The album opens with “Blank Canvas” which deals with the aftermath of a breakup, with singer Sean Ross almost matter of factly telling the story over simple guitar before the song erupts into a raging, bitter chorus that feels almost cathartic. This sets the tone for the “Love” half of the album with songs like lead single “Documentaries”, a storming track about trying to get over someone but also secretly holding out hope and not letting go and “Tampa Bay” which is a really simple, gentle but brilliant song and when Sean sings ‘Can I hold your hand/the same way I did/when I first kissed you?’ it does genuinely make the hairs on the back of your neck stand up. However, if the songs about Love are brilliant, it’s the “Death” half of the album that really elevates this into a must listen (never thought that was a sentence I’d ever write, but there you go).

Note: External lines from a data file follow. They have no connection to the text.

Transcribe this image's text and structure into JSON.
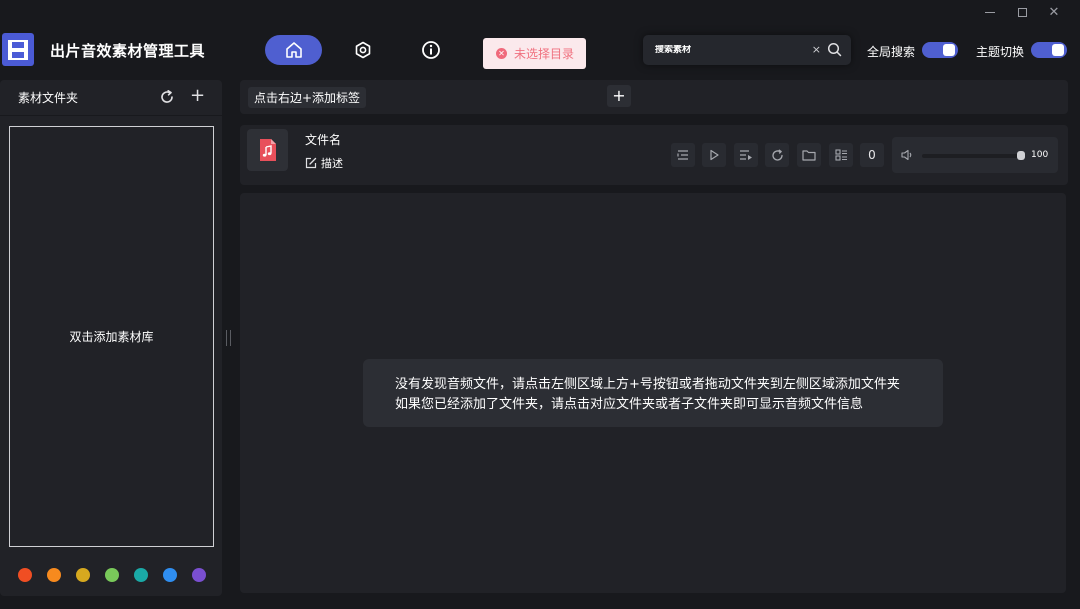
{
  "app": {
    "title": "出片音效素材管理工具"
  },
  "toast": {
    "text": "未选择目录"
  },
  "search": {
    "placeholder": "搜索素材",
    "clear": "×"
  },
  "toggles": {
    "global_search": "全局搜索",
    "theme_switch": "主题切换"
  },
  "sidebar": {
    "title": "素材文件夹",
    "add": "+",
    "dropzone_text": "双击添加素材库",
    "color_dots": [
      "#f04e23",
      "#f78a1e",
      "#d6a91f",
      "#79c95a",
      "#1aa9a6",
      "#2f8ef0",
      "#7a4fd0"
    ]
  },
  "tagbar": {
    "hint": "点击右边+添加标签",
    "add": "+"
  },
  "player": {
    "file_name": "文件名",
    "description": "描述",
    "count": "0",
    "volume": 100,
    "volume_label": "100"
  },
  "content": {
    "empty_lines": [
      "没有发现音频文件，请点击左侧区域上方+号按钮或者拖动文件夹到左侧区域添加文件夹",
      "如果您已经添加了文件夹，请点击对应文件夹或者子文件夹即可显示音频文件信息"
    ]
  },
  "colors": {
    "accent": "#4f5fd0",
    "background": "#18191d",
    "panel": "#212227",
    "file_icon": "#e8505b"
  },
  "icons": [
    "home-icon",
    "settings-icon",
    "info-icon",
    "search-icon",
    "refresh-icon",
    "music-file-icon",
    "edit-icon",
    "list-icon",
    "play-icon",
    "playlist-icon",
    "loop-icon",
    "folder-icon",
    "grid-icon",
    "volume-icon"
  ]
}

“Subbuteo” is loud and raucous and sticks in your head for days and feels like it should be the next single, but there are two songs that really stop you in your tracks – “Kit” and “Through Love And Death”. “Kit” has a simple, guitar led arrangement but it’s the emotion in Sean’s voice that really does it…there’s something so genuine and heartfelt there, that it gets inside you and you can’t help but to be moved. Likewise, “Through Love And Death” starts simply but explodes with such raw emotion and pure rage that goes straight to your core…both create such a visceral reaction that it’s hard to do them justice through description.

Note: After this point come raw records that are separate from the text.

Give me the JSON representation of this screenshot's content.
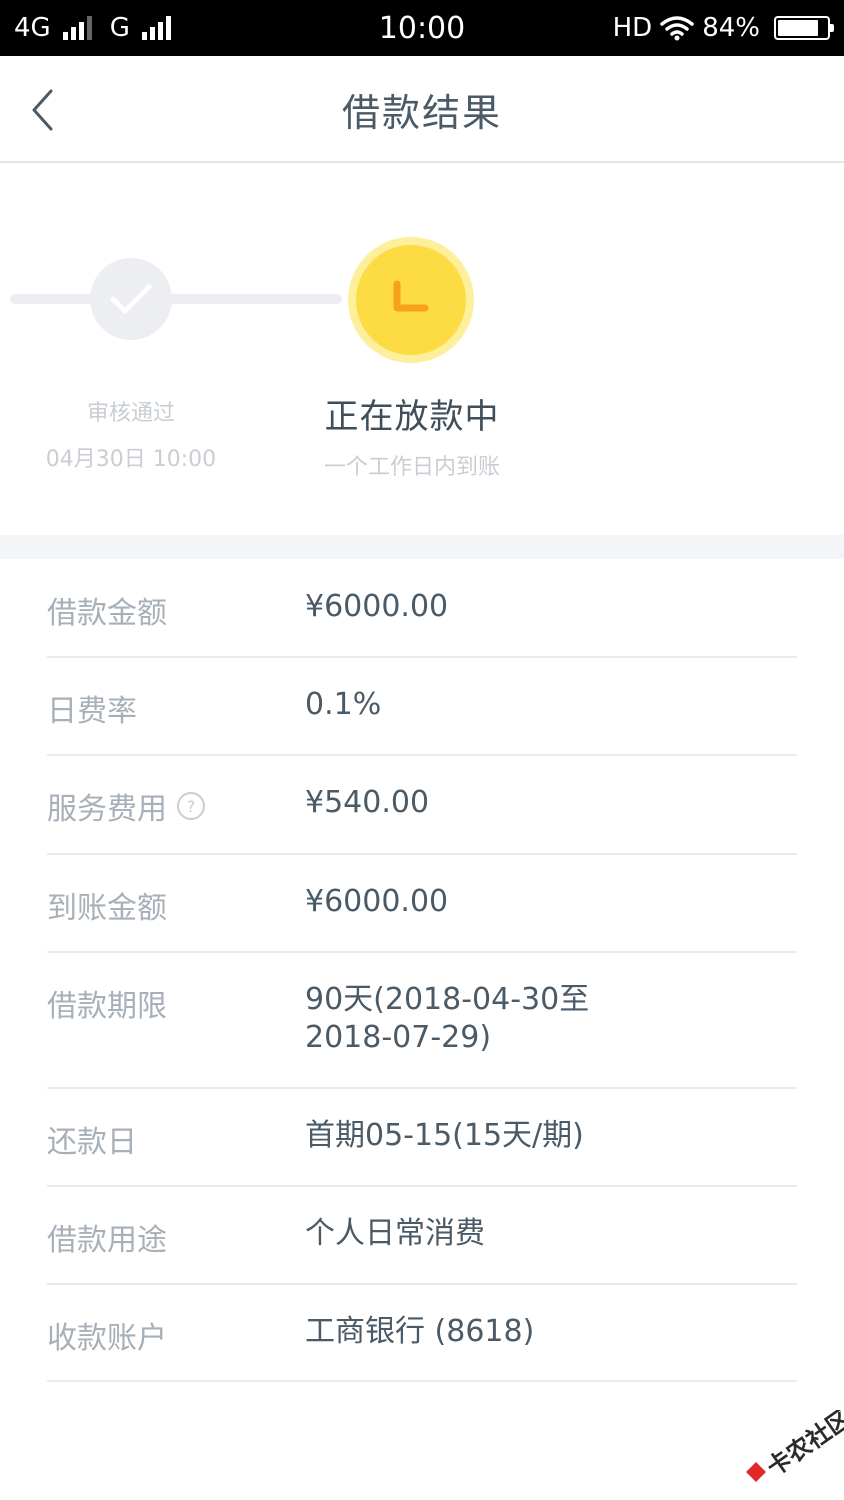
{
  "status_bar": {
    "network1": "4G",
    "network2": "G",
    "time": "10:00",
    "hd": "HD",
    "battery": "84%",
    "battery_level": 0.84
  },
  "header": {
    "title": "借款结果"
  },
  "progress": {
    "step_done": {
      "label": "审核通过",
      "time": "04月30日 10:00"
    },
    "step_current": {
      "label": "正在放款中",
      "subtitle": "一个工作日内到账"
    }
  },
  "details": [
    {
      "label": "借款金额",
      "value": "¥6000.00"
    },
    {
      "label": "日费率",
      "value": "0.1%"
    },
    {
      "label": "服务费用",
      "value": "¥540.00",
      "help": "?"
    },
    {
      "label": "到账金额",
      "value": "¥6000.00"
    },
    {
      "label": "借款期限",
      "value": "90天(2018-04-30至",
      "value2": "2018-07-29)"
    },
    {
      "label": "还款日",
      "value": "首期05-15(15天/期)"
    },
    {
      "label": "借款用途",
      "value": "个人日常消费"
    },
    {
      "label": "收款账户",
      "value": "工商银行 (8618)"
    }
  ],
  "watermark": {
    "text": "卡农社区"
  },
  "colors": {
    "accent_yellow": "#fddc43",
    "clock_orange": "#f7a21b",
    "text_dark": "#4a5a66",
    "text_light": "#a7b0b8"
  }
}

I’m really glad I listened to this album a few times before I read the blurb – if I’d read it first, I would have seen the ‘Emo’ mention and probably kind of closed my mind to it a little…and that would have been an immense injustice to this album and to the band. Buy the album, listen to it, love it…and thank me later.

Review - Chris Watson

Featured Posts 
Recent Posts 
Find Us On
  • Facebook Long Shadow
  • Twitter Long Shadow
  • Instagram Social Icon
bottom of page